In this monograph, I will investigate the role, practices and process of the Shadow Cabinet in modern Australian federal politics. The first chapter provides an overview of the institution, beginning with an outline of the historical development of the Shadow Cabinet in British politics and in Australia. Following this, I will discuss the three roles most commonly ascribed to the Shadow Cabinet: organising the Opposition, providing an alternative government and serving as an arena for training and testing potential future Cabinet ministers. The second chapter considers the modern Australian Shadow Cabinet as an institution. It begins with a description of the formal processes of running Shadow Cabinet, including how meetings are structured and the use of Shadow Cabinet submissions. The second section of the chapter discusses the appointment of shadow ministers, including the extent of guidance they are given by party leaders and the resources available to them. In the third section, I examine the Shadow Cabinet’s policy-making function. The chapter concludes with a section focused on the roles of individual shadow ministers.

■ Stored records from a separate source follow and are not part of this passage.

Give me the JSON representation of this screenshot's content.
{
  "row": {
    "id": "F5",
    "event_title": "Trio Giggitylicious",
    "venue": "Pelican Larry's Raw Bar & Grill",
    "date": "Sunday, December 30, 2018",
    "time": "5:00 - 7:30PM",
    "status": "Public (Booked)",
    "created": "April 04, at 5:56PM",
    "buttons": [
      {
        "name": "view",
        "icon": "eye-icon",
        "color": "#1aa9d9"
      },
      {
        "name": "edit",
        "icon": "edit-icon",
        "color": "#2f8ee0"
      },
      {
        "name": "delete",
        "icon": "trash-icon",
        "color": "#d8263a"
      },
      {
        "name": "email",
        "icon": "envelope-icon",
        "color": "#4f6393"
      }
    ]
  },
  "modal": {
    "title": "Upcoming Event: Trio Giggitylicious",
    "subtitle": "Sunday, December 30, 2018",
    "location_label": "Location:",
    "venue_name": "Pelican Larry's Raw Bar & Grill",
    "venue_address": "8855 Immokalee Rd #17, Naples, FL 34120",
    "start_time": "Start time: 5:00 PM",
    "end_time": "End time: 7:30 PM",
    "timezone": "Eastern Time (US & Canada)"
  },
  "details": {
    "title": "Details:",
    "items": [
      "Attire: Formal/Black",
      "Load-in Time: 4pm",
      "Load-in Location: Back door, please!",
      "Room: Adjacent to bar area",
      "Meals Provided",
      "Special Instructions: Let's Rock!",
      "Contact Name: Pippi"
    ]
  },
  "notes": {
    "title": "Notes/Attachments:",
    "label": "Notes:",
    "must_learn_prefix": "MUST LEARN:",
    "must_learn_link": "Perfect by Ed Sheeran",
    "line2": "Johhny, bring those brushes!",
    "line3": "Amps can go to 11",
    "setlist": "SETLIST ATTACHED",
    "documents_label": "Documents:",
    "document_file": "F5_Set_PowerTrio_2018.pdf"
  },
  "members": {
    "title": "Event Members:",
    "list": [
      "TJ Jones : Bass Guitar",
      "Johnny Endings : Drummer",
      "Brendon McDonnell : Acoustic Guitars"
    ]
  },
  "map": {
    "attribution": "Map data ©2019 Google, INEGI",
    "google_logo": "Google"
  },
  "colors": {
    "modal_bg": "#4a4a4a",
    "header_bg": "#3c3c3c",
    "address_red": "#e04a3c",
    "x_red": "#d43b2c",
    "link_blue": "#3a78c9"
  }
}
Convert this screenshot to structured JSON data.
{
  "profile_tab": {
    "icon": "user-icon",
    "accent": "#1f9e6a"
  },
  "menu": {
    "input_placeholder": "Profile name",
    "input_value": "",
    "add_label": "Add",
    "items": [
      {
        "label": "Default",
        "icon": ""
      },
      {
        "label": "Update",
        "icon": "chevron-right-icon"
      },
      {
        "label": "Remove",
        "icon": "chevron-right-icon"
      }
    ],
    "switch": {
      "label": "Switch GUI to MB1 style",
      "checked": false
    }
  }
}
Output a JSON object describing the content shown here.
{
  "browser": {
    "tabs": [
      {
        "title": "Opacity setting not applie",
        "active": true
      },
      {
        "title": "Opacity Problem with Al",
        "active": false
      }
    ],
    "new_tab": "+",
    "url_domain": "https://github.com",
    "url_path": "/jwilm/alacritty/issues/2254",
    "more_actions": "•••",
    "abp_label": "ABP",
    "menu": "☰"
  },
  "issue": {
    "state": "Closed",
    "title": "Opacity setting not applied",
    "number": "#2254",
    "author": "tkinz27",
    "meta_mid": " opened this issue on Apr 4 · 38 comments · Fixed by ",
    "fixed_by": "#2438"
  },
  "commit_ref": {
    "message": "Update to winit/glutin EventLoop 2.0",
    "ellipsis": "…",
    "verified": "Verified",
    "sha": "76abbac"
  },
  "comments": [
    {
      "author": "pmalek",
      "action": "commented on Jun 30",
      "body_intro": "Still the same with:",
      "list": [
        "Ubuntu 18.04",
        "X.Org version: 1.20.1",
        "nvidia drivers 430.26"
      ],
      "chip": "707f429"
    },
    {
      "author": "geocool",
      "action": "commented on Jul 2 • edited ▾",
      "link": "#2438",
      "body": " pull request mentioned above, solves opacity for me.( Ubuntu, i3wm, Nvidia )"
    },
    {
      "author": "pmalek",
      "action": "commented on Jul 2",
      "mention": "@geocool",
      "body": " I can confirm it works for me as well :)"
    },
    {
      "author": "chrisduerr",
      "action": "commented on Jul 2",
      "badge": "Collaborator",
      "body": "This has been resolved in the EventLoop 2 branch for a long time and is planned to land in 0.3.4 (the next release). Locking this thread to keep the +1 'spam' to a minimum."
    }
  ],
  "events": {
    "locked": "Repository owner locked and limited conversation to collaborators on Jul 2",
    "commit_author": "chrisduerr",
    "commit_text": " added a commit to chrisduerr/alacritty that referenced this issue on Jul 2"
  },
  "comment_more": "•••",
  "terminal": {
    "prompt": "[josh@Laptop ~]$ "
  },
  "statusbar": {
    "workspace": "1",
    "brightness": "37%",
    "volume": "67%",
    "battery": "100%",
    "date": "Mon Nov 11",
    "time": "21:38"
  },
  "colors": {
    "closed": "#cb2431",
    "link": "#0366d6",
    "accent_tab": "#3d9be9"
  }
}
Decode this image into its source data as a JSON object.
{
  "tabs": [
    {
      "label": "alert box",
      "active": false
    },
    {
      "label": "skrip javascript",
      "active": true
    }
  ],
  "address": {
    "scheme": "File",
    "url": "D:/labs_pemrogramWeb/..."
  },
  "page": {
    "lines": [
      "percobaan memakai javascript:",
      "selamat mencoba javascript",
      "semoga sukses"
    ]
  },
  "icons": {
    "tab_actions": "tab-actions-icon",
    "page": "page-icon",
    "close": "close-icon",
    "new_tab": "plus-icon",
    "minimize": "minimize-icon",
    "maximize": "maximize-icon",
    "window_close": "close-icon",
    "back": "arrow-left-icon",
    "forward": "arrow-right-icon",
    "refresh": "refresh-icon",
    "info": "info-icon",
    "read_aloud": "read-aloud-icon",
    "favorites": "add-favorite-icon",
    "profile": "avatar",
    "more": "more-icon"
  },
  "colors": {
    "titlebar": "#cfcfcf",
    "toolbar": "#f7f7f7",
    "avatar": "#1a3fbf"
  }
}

The final chapter discusses some key practices and functions of the recent Australian Shadow Cabinet. In this chapter, I draw heavily on the interviews conducted for this project, and the chapter therefore reflects the themes which arose in those discussions. The first is the distinction between the Shadow Cabinet and the broader Shadow Ministry. The second is the various other groups which operate in and in conjunction with the Shadow Cabinet. In the third section of this chapter, I expand on an issue raised in Chapter two: the resources available to shadow ministers. The next section discusses an important, if often overlooked, component of the shadow minister’s role: building relationships with stakeholders from his or her portfolio area. The final section examines the paradox of autonomy and centralisation for shadow ministers.

[1].       B Galligan and W Roberts, The Oxford companion to Australian politics, Oxford University Press, Melbourne, 2007.

[2].       The Penguin–Macquarie Dictionary of Australian Politics, Penguin, Melbourne, 1988, p. 12.

[3].       See P Weller, Cabinet government in Australia, 1901–2006, University of New South Wales Press, Sydney, 2007.

[4].       See P Weller, Malcolm Fraser PM: A study in prime ministerial power in Australia, Penguin, Melbourne, 1989.

[5].       B Jones, A thinking reed, Allen and Unwin, Sydney, 2006, p. 335.

[6].       M Latham, The Latham diaries, Melbourne University Press, Melbourne, 2005, p. 10.

[7].       BM Snedden and MB Schedvin, Billy Snedden: An unlikely Liberal, McMillan, Melbourne, 1990, p. 150.

[8].       ibid.

[9].       ibid., p. 147.

[10].      ibid., p. 143.